BSc MSc PhD


Professor of Vaccine Immunology

  • Distinguished Professor, Kumamoto University, Japan

HIV Vaccine Development

Although HIV-1/AIDS pandemic has become a managed chronic disease and has gotten out of the focus of many funding bodies, it remains one of the global health priorities. An effective preventive vaccine against HIV-1 can avert millions of new infections, empower women, protect children, circumvent the stigma and discrimination facing men-who-have-sex-with-men and all HIV-1-positive individuals, and help many others beyond the reach of today’s HIV-1 treatment and prevention options. Millions of already infected people around the world will benefit from HIV cure. With the renewed focus on infectious diseases, pandemics and demonstrated societal impact pathogens can have on communities and state and even global economies, the time has never been better to widen our understanding of host-pathogen interactions, gather novel information on protective responses against viruses and their induction, develop new skills and expand the toolbox of antiviral vaccines and human vaccinology. 

Professor Tomáš Hanke's research aims to make significant contributions towards the development of a safe and effective HIV-1 vaccine mainly through induction of protective T-cell responses. He strives to maintain a balance between basic and translational research. He oversees a busy pre-clinical programme encompassing characterisation of natural and vaccine-elicited anti-HIV-1 T-cell responses, explores novel vaccine modalities and optimizes their immunogenicity in heterelogous prime-boost regimens in mice and macaques. He co-ordinates a clinical programme assessing candidate HIV vaccines in humans in the UK, Europe, Africa and the US.

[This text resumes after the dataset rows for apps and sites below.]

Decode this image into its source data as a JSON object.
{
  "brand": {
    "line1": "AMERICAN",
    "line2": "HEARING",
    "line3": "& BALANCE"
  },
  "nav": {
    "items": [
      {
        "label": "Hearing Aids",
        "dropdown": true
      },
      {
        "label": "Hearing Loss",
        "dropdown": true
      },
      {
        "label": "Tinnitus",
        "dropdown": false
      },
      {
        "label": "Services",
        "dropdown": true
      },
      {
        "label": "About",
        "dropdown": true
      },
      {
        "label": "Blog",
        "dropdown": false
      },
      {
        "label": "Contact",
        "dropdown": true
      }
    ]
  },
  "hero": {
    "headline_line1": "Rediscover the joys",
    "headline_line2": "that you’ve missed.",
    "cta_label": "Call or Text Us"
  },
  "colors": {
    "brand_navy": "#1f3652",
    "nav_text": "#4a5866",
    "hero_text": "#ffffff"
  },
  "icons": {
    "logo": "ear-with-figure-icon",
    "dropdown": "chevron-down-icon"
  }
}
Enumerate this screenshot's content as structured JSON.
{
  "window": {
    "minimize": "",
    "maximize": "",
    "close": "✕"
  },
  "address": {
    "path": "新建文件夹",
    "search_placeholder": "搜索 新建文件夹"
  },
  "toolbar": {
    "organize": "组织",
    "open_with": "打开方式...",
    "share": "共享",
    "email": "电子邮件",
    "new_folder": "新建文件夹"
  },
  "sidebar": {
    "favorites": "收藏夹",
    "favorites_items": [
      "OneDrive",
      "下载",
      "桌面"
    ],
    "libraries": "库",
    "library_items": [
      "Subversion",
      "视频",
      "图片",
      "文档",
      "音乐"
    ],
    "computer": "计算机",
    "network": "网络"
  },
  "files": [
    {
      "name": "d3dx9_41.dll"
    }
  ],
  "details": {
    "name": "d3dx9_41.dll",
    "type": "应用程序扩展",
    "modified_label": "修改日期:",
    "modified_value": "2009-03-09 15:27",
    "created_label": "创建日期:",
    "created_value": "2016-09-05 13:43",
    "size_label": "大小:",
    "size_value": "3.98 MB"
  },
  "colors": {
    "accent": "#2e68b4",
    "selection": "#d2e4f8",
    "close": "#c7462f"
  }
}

HIV-1 diversity is astonishing and remains the single biggest challenge for HIV-1 vaccine development. Viruses with highly variable genomes such as HIV-1 rapidly mutate epitopes to escape T-cell and Ab recognition, and the immune pressure selects the fittest escaped variants to overgrow. This immediately suggests that epitopes that are easily mutated and escape with minimal fitness cost are less protective than epitopes in the protein regions constrained by function. Therefore, Professor Hanke's hypothesis postulates that (re)focusing from the onset of virus infection or reactivation vaccine-elicited killer T cells on the most conserved, and therefore vulnerable regions of HIV-1, which are common to most global variants and are hard to mutate, will slow and control HIV-1. Conserved regions contain epitopes typically subdominant and therefore underutilized in natural HIV-1 infection due to domination by their hypervariable non-protective ‘decoy’ counterparts. If the vaccine strategy proves effective, its cross-clade reach offers a global vaccine deployment: it would be universal despite HIV-1 diversity. To this end, Professor Hanke and colleagues demonstrated in a series of phase 1 and 2 trials in humans induction of robust broadly specific T cells targeting vulnerable parts of HIV-1. These T cells inhibited viruses representative of four major global clades and provided a signal of a durable virus control after stopping virus inhibition by ART in vaccinated patients treated during primary HIV-1 infection. Upgraded 2nd-generation vaccines called HIVconsvX with optimized conserved regions and increased match to global HIV-1 variants by a bivalent mosaic design entered clinical evaluations in 2019. These and other upcoming trials will generate unique human samples, which will further our understanding of protective anti-HIV-1 killer T-cell responses.